THE TASK
Exactly reproduce each of the entries shown below.

____________

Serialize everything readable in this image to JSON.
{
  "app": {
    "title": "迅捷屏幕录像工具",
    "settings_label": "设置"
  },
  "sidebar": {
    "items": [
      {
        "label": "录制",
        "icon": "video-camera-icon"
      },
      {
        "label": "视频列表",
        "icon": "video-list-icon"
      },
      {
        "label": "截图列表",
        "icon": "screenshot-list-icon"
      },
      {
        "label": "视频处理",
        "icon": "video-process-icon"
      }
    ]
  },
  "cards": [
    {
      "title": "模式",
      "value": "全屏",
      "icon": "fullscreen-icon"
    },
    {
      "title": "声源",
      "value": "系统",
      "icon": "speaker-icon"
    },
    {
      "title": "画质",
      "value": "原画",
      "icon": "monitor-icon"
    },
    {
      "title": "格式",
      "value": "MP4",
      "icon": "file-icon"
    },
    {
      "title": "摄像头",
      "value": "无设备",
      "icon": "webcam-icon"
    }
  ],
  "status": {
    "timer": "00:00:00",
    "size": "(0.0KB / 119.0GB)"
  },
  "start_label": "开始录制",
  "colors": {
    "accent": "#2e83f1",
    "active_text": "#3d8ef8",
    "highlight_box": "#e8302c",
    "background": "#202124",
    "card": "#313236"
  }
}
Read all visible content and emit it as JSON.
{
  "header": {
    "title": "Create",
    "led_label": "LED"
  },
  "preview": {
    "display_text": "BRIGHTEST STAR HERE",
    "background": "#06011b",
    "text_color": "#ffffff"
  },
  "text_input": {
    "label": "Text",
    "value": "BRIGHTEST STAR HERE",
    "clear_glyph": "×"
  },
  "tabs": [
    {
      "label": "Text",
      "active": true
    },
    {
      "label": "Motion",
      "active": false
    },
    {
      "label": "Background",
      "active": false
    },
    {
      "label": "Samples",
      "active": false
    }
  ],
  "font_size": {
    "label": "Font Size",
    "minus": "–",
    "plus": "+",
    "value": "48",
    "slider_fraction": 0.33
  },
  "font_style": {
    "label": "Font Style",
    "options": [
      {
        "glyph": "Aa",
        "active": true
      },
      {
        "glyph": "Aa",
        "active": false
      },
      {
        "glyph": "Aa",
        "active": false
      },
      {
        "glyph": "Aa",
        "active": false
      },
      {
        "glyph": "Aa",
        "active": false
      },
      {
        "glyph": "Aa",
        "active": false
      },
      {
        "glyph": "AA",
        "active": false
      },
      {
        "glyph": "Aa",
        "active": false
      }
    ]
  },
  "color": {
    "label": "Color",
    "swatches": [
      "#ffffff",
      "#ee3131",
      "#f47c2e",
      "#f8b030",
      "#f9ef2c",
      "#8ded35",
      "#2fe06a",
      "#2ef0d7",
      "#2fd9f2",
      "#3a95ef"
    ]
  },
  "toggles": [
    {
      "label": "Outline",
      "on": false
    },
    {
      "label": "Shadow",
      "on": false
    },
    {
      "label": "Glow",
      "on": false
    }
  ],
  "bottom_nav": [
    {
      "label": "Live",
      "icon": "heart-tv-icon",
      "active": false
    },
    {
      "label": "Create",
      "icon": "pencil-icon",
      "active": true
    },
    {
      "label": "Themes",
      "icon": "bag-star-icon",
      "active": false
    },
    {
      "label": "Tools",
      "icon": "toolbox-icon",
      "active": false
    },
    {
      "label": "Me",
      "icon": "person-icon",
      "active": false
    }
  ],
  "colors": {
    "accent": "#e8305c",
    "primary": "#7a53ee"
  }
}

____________

RESULT OF THE TASK
Serialize everything readable in this image to JSON.
{
  "app": {
    "title": "迅捷屏幕录像工具",
    "settings_label": "设置"
  },
  "sidebar": {
    "items": [
      {
        "label": "录制",
        "icon": "video-camera-icon"
      },
      {
        "label": "视频列表",
        "icon": "video-list-icon"
      },
      {
        "label": "截图列表",
        "icon": "screenshot-list-icon"
      },
      {
        "label": "视频处理",
        "icon": "video-process-icon"
      }
    ]
  },
  "cards": [
    {
      "title": "模式",
      "value": "全屏",
      "icon": "fullscreen-icon"
    },
    {
      "title": "声源",
      "value": "系统",
      "icon": "speaker-icon"
    },
    {
      "title": "画质",
      "value": "原画",
      "icon": "monitor-icon"
    },
    {
      "title": "格式",
      "value": "MP4",
      "icon": "file-icon"
    },
    {
      "title": "摄像头",
      "value": "无设备",
      "icon": "webcam-icon"
    }
  ],
  "status": {
    "timer": "00:00:00",
    "size": "(0.0KB / 119.0GB)"
  },
  "start_label": "开始录制",
  "colors": {
    "accent": "#2e83f1",
    "active_text": "#3d8ef8",
    "highlight_box": "#e8302c",
    "background": "#202124",
    "card": "#313236"
  }
}
Read all visible content and emit it as JSON.
{
  "header": {
    "title": "Create",
    "led_label": "LED"
  },
  "preview": {
    "display_text": "BRIGHTEST STAR HERE",
    "background": "#06011b",
    "text_color": "#ffffff"
  },
  "text_input": {
    "label": "Text",
    "value": "BRIGHTEST STAR HERE",
    "clear_glyph": "×"
  },
  "tabs": [
    {
      "label": "Text",
      "active": true
    },
    {
      "label": "Motion",
      "active": false
    },
    {
      "label": "Background",
      "active": false
    },
    {
      "label": "Samples",
      "active": false
    }
  ],
  "font_size": {
    "label": "Font Size",
    "minus": "–",
    "plus": "+",
    "value": "48",
    "slider_fraction": 0.33
  },
  "font_style": {
    "label": "Font Style",
    "options": [
      {
        "glyph": "Aa",
        "active": true
      },
      {
        "glyph": "Aa",
        "active": false
      },
      {
        "glyph": "Aa",
        "active": false
      },
      {
        "glyph": "Aa",
        "active": false
      },
      {
        "glyph": "Aa",
        "active": false
      },
      {
        "glyph": "Aa",
        "active": false
      },
      {
        "glyph": "AA",
        "active": false
      },
      {
        "glyph": "Aa",
        "active": false
      }
    ]
  },
  "color": {
    "label": "Color",
    "swatches": [
      "#ffffff",
      "#ee3131",
      "#f47c2e",
      "#f8b030",
      "#f9ef2c",
      "#8ded35",
      "#2fe06a",
      "#2ef0d7",
      "#2fd9f2",
      "#3a95ef"
    ]
  },
  "toggles": [
    {
      "label": "Outline",
      "on": false
    },
    {
      "label": "Shadow",
      "on": false
    },
    {
      "label": "Glow",
      "on": false
    }
  ],
  "bottom_nav": [
    {
      "label": "Live",
      "icon": "heart-tv-icon",
      "active": false
    },
    {
      "label": "Create",
      "icon": "pencil-icon",
      "active": true
    },
    {
      "label": "Themes",
      "icon": "bag-star-icon",
      "active": false
    },
    {
      "label": "Tools",
      "icon": "toolbox-icon",
      "active": false
    },
    {
      "label": "Me",
      "icon": "person-icon",
      "active": false
    }
  ],
  "colors": {
    "accent": "#e8305c",
    "primary": "#7a53ee"
  }
}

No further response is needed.